### Task prompt
Find the lines below holding the word "values" and copy each of them.

[App and web page records]
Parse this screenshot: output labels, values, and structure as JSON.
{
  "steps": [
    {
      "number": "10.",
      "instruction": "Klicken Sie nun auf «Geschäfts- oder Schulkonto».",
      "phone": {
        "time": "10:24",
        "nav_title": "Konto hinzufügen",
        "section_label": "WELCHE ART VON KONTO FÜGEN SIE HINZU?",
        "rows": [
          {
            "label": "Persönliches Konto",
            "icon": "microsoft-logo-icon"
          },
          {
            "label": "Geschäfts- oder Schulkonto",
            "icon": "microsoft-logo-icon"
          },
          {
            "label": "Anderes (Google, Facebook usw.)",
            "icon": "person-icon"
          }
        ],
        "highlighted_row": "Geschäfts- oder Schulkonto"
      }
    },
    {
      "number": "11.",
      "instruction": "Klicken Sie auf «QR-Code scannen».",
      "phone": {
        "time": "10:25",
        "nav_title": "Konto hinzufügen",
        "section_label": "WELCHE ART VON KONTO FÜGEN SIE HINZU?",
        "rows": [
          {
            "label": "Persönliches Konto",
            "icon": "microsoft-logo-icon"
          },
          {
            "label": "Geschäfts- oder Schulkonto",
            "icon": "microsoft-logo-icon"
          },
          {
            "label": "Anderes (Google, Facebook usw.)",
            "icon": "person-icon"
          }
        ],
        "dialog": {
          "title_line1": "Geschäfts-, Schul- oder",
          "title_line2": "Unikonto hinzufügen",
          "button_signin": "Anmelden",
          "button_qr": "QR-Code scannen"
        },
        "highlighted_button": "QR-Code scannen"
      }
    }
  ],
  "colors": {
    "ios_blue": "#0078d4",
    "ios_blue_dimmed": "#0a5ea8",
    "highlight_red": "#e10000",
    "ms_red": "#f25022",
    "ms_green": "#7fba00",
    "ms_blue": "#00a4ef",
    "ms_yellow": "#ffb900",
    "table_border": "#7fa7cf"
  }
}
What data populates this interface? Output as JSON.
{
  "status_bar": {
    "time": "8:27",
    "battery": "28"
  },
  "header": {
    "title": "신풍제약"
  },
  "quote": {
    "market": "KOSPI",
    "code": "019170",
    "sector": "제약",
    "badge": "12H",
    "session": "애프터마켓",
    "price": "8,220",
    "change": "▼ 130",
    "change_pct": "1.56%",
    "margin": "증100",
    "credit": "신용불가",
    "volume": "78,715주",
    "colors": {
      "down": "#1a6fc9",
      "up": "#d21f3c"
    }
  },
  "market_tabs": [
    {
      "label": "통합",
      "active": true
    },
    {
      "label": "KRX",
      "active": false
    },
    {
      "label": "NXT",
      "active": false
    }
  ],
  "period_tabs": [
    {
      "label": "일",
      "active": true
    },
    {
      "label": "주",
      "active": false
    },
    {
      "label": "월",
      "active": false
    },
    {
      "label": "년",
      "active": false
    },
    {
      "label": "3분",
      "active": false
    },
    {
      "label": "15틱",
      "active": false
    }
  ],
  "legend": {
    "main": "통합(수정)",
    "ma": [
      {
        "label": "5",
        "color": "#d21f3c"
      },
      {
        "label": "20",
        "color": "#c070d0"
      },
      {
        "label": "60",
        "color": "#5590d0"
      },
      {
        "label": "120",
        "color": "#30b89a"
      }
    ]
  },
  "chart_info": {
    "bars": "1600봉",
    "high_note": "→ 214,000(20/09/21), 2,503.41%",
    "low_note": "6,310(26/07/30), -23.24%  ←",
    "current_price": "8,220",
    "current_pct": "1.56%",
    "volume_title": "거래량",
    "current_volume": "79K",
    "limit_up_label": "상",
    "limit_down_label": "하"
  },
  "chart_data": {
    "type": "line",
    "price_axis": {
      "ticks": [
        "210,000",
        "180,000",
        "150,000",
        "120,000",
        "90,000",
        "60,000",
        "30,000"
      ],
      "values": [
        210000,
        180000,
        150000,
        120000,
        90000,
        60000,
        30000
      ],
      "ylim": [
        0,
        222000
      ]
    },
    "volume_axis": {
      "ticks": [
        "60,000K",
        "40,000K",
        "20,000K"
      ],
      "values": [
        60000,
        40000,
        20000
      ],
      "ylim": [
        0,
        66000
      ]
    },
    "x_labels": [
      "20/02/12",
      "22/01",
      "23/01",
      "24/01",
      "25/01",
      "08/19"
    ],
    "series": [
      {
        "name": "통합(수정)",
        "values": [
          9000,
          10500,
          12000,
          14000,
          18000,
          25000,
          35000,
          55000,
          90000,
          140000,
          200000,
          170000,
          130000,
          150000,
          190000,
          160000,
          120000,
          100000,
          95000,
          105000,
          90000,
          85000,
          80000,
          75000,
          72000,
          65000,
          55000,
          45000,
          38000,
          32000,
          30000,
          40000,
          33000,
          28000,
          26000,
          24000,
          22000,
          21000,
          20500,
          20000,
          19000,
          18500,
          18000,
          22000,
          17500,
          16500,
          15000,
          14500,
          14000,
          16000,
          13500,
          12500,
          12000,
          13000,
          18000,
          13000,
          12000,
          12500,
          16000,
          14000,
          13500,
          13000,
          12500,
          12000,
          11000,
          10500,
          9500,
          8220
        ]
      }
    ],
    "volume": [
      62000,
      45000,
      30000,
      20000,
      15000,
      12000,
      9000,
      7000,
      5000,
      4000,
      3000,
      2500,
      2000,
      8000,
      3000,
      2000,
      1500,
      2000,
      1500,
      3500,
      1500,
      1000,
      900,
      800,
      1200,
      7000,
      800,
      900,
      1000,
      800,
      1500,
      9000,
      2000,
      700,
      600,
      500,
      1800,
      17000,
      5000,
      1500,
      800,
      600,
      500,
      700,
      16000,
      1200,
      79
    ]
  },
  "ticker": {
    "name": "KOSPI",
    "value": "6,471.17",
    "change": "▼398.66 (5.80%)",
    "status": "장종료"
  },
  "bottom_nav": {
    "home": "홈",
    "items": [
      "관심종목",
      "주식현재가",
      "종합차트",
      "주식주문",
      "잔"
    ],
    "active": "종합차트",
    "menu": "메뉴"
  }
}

### Problem solution
Parse this screenshot: output labels, values, and structure as JSON.
      "values": [
      "values": [
        "values": [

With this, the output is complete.